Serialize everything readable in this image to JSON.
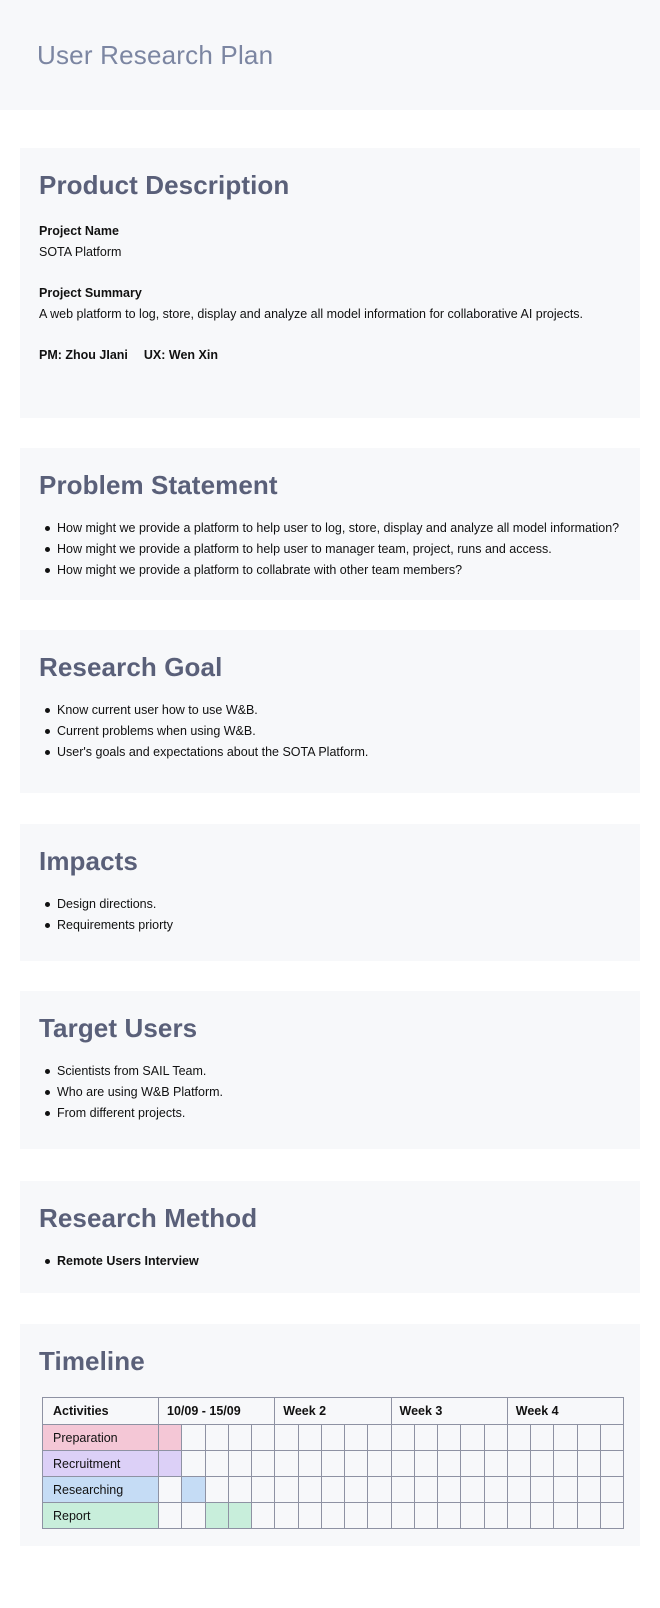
{
  "doc_title": "User Research Plan",
  "product": {
    "heading": "Product Description",
    "name_label": "Project Name",
    "name_value": "SOTA Platform",
    "summary_label": "Project Summary",
    "summary_value": "A web platform to log, store, display and analyze all model information for collaborative AI projects.",
    "pm": "PM: Zhou JIani",
    "ux": "UX: Wen Xin"
  },
  "problem": {
    "heading": "Problem Statement",
    "items": [
      "How might we provide a platform to help user to log, store, display and analyze all model information?",
      "How might we provide a platform to help user to manager team, project, runs and access.",
      "How might we provide a platform to collabrate with other team members?"
    ]
  },
  "goal": {
    "heading": "Research Goal",
    "items": [
      "Know current user how to use W&B.",
      "Current problems when using W&B.",
      "User's goals and expectations about the SOTA Platform."
    ]
  },
  "impacts": {
    "heading": "Impacts",
    "items": [
      "Design directions.",
      "Requirements priorty"
    ]
  },
  "users": {
    "heading": "Target Users",
    "items": [
      "Scientists from SAIL Team.",
      "Who are using W&B Platform.",
      "From different projects."
    ]
  },
  "method": {
    "heading": "Research Method",
    "items": [
      "Remote Users Interview"
    ]
  },
  "timeline": {
    "heading": "Timeline",
    "activities_header": "Activities",
    "weeks": [
      "10/09 - 15/09",
      "Week 2",
      "Week 3",
      "Week 4"
    ],
    "rows": [
      {
        "label": "Preparation",
        "color": "#f4c7d6",
        "filled": [
          0
        ]
      },
      {
        "label": "Recruitment",
        "color": "#dcd0f7",
        "filled": [
          0
        ]
      },
      {
        "label": "Researching",
        "color": "#c5dcf5",
        "filled": [
          1
        ]
      },
      {
        "label": "Report",
        "color": "#c8eedb",
        "filled": [
          2,
          3
        ]
      }
    ],
    "cells_per_week": 5
  }
}
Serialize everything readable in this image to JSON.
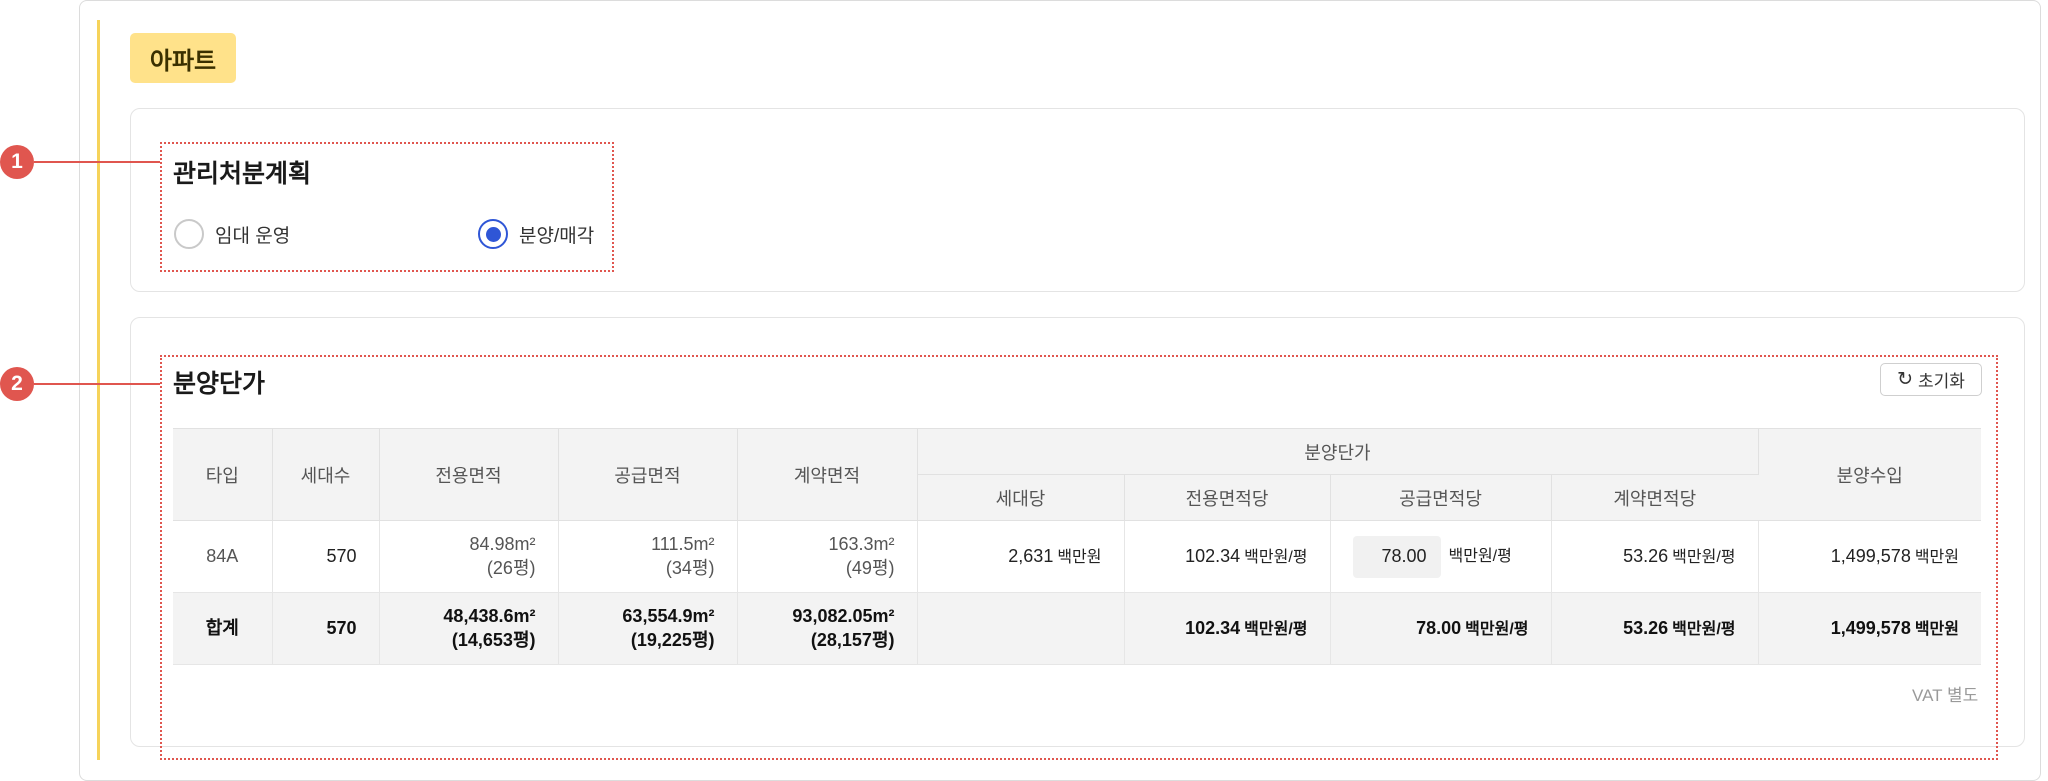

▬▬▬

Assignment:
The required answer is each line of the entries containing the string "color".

Task answer:
        "color": "#f4c7d6",
        "color": "#dcd0f7",
        "color": "#c5dcf5",
        "color": "#c8eedb",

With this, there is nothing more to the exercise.